With that being said, my wish for Big Sister over the next 60 years is that it grows and keeps producing Big Sisters from all different backgrounds and socioeconomic classes. Diversity within race, as well within ideas is important in the world we live in. Just being culturally competent, relatable, and interpersonal touches people from the heart; it’s human interaction at its purest.
I mean, I’m glad I and we have Big Sister, and it provides the services that it does. Because I know without having my Big Sister in my life, as cliché as it sounds, I wouldn’t have the mind set or perspective on the world that I have now.
So I challenge Boston as well as everyone in the room to think collaboratively. Envision the best possible Boston, community, and world. Let me give you an alternative way to think about it. In school, I learned about Bronfenvrenners Ecological Systems Theory. In short, it speaks to the ideology that every institution on a micro to macro level is connected. For a society that’s thriving, everybody has to be involved, but most importantly everybody has to be on the same page. Not just communities and local organizations, but governments too. I feel that when everybody is listening to the mission, negotiating, or has some type of common interest, it serves the betterment of society, and young kids are able to strive. And when we’re not, we fail, our systems fail and we fail our communities and kids.
According to Wednesday’s Boston Globe, “Poverty Worsening in Hub, Study Says”, 85 percent of families in Dorchester, Mattapan and Roxbury are headed by a single parent, mainly mothers and at least 20% of the adults have no high school diploma. These are the broken communities I live within. And every day when I walk though my community I see the impact and reflection of those statistics. I see young girls without fathers and mothers. I see young girls pregnant, and not enrolled into high school or on a pathway to a preferred future into college. I see young girls without that positive role model or Big Sister.

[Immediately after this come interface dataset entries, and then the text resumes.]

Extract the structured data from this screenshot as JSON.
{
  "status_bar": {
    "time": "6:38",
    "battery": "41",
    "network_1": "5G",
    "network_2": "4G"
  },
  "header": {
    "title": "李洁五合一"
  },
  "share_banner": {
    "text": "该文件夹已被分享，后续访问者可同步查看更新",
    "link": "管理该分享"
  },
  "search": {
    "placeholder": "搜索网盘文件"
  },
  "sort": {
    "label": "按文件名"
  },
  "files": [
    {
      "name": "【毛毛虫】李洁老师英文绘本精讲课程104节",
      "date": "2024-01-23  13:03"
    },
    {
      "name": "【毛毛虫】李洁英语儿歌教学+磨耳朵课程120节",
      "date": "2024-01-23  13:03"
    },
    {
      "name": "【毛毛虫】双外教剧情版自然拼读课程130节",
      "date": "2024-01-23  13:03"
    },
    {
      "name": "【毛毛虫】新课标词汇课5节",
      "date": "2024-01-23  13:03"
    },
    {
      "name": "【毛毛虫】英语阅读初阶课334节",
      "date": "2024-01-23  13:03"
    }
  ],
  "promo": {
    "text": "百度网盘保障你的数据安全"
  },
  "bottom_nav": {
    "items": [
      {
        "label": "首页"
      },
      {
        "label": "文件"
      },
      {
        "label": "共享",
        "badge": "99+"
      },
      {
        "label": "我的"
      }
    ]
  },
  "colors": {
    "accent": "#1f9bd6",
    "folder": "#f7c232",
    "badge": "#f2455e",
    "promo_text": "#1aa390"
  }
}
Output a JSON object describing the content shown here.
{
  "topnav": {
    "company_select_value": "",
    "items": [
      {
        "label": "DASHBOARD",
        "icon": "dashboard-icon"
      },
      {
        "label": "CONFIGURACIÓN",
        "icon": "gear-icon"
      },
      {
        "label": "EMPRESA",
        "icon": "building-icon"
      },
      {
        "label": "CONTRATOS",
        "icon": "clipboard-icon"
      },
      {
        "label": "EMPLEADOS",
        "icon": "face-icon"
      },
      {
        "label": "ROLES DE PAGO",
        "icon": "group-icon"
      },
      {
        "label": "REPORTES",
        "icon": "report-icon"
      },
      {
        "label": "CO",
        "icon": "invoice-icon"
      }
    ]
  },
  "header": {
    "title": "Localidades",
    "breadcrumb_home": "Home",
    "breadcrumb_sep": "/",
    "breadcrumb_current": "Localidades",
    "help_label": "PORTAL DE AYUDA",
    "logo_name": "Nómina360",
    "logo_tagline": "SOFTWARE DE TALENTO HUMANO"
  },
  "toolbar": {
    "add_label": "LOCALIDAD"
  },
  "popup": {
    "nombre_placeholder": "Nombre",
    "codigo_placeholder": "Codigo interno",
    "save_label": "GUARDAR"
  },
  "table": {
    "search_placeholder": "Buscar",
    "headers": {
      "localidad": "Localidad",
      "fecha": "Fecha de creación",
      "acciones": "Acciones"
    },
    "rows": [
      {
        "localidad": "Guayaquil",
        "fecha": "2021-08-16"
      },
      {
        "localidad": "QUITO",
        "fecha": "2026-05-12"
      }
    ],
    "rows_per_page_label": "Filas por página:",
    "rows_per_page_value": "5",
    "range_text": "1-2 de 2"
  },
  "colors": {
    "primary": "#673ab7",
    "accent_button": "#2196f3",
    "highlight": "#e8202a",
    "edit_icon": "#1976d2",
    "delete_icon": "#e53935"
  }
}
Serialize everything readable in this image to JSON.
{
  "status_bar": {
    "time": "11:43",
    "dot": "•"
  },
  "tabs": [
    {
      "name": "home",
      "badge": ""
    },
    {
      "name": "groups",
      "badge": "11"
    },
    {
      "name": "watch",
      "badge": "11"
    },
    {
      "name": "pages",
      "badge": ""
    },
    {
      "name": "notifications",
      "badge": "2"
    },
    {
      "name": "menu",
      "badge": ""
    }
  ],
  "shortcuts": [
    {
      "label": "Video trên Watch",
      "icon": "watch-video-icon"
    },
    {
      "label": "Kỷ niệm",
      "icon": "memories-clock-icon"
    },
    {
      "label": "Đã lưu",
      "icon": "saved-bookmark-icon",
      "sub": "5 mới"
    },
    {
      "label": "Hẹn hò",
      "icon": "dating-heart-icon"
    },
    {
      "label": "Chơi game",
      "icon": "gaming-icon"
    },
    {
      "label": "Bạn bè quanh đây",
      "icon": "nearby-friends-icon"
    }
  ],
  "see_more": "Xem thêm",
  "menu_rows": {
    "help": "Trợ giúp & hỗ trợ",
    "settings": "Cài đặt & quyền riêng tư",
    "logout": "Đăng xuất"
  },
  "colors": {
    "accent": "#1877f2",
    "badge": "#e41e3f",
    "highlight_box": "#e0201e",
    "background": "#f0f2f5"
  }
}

So if you BELIEVE IN GIRLS (B.I.G) and that every girl in this room is a MASTERPIECE, you’re not just believing in the organization; you’re believing in a better individual, community, society and world as a whole. Because Big Sister is not just about the “neighborhood girl from around the way”, it’s about every young girl all over the world. Thank you.